Seven patients with high-grade tumors and two patients with metastases had 12 studies. After 1.5 MBq/kg 18F-FLT had been administered intravenously, dynamic PET studies were acquired for 75 min. Images were reconstructed with iterative algorithms, and corrections applied for attenuation and scatter. Parametric images were generated with factor analysis, and vascular input and tumor output functions were derived. Compartmental models were used to estimate the rate constants.

Results

The standard three-compartment model appeared appropriate to describe 18F-FLT uptake. Corrections for blood volume, metabolites, and partial volume were necessary. Kinetic parameters were correlated with tumor pathology and clinical follow-up data. Two groups could be distinguished: lesions that were tumor predominant (TumP) and lesions that were treatment change predominant (TrcP). Both groups had a widely varying k 1 (transport across the damaged BBB, range 0.02–0.2). Group TrcP had a relatively low k 3 (phosphorylation rate, range 0.017–0.027), whereas k 3 varied sevenfold in group TumP (range 0.015–0.11); the k 3 differences were significant (p < 0.01). The fraction of transported FLT that is phosphorylated [k 3/(k 2+k 3)] was able to separate the two groups (p < 0.001).
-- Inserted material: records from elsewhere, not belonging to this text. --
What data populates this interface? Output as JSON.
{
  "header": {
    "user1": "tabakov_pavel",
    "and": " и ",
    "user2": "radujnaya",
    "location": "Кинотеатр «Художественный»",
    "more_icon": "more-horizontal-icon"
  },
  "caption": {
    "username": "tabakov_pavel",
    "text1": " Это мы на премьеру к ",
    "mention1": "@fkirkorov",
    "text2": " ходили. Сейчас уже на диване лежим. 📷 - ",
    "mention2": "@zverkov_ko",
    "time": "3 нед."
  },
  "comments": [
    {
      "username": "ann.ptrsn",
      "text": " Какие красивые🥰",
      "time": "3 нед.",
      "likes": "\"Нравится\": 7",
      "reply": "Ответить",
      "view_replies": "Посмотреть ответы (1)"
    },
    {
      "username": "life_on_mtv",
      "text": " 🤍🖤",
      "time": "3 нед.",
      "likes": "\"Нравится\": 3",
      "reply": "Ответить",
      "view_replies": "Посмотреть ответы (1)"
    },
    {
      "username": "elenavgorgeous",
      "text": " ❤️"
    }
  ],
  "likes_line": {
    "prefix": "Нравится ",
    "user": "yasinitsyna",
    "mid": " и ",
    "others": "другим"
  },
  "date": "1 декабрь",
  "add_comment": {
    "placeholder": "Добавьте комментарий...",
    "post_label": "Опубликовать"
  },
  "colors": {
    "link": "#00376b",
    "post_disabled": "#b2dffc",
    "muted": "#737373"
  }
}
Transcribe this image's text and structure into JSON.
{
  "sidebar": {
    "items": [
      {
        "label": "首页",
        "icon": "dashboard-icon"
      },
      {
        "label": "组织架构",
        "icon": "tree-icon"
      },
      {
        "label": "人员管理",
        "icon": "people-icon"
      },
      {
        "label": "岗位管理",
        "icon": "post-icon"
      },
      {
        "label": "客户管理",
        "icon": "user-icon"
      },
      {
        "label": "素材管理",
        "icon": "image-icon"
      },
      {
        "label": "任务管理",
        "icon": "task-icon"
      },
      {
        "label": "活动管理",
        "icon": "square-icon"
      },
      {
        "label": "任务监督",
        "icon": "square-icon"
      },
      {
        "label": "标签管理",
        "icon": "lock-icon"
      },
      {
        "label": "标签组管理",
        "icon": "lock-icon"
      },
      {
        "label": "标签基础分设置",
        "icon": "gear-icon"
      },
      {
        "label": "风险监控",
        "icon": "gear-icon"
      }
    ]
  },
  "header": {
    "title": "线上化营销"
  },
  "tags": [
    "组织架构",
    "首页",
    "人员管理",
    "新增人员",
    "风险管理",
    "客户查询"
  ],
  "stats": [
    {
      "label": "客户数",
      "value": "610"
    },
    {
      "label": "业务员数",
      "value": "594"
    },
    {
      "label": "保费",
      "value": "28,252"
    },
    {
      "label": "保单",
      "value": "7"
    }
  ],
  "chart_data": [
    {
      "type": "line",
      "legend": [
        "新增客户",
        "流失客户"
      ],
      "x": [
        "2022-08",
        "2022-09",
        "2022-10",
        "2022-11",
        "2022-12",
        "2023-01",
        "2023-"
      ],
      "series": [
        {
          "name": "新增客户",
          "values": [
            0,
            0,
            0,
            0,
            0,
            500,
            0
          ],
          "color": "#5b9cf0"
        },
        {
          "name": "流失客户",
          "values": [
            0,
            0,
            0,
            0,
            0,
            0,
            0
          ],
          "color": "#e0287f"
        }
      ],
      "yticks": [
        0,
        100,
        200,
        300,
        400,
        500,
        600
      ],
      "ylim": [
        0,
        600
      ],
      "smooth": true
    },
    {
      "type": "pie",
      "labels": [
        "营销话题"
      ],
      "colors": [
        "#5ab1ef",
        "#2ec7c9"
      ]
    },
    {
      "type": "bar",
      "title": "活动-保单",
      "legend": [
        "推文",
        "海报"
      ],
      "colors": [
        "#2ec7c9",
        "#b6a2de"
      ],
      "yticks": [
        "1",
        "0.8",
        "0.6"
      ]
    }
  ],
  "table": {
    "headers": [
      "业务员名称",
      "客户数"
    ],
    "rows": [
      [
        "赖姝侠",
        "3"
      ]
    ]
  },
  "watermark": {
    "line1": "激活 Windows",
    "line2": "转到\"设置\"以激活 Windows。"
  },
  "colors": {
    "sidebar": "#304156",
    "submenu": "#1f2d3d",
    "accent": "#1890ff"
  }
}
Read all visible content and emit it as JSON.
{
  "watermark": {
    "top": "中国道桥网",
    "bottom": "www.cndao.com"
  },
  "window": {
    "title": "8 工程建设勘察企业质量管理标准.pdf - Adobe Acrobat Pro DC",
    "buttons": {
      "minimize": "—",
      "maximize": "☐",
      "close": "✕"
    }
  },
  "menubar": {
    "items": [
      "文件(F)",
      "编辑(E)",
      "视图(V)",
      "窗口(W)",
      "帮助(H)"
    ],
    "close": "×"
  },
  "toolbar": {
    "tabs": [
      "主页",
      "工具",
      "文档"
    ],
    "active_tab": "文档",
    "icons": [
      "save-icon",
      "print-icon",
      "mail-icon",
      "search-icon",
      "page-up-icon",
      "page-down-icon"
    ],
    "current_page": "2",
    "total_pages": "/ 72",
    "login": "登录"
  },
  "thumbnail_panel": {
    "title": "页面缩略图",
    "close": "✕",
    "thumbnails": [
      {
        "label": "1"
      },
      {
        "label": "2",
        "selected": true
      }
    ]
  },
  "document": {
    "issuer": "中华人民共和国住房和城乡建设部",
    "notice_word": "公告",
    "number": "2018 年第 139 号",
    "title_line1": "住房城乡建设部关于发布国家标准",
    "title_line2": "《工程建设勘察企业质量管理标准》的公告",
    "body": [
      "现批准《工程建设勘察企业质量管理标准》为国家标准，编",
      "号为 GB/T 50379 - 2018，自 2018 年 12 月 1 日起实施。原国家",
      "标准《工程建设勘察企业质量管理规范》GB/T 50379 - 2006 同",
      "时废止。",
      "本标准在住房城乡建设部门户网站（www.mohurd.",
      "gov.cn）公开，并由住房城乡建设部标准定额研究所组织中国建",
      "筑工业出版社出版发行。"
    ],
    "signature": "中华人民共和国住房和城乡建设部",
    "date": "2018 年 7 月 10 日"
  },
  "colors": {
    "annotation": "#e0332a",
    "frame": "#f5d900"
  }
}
Conclusion

A three-compartment model with blood volume, metabolite, and partial volume corrections could adequately describe 18F-FLT kinetics in malignant brain tumors. Patients could be distinguished as having: (1) tumor-predominant or (2) treatment change-predominant lesions, with significantly different phosphorylation rates.

Keywords

18F-FLT Positron emission tomography Brain tumor Kinetic modeling Factor analysis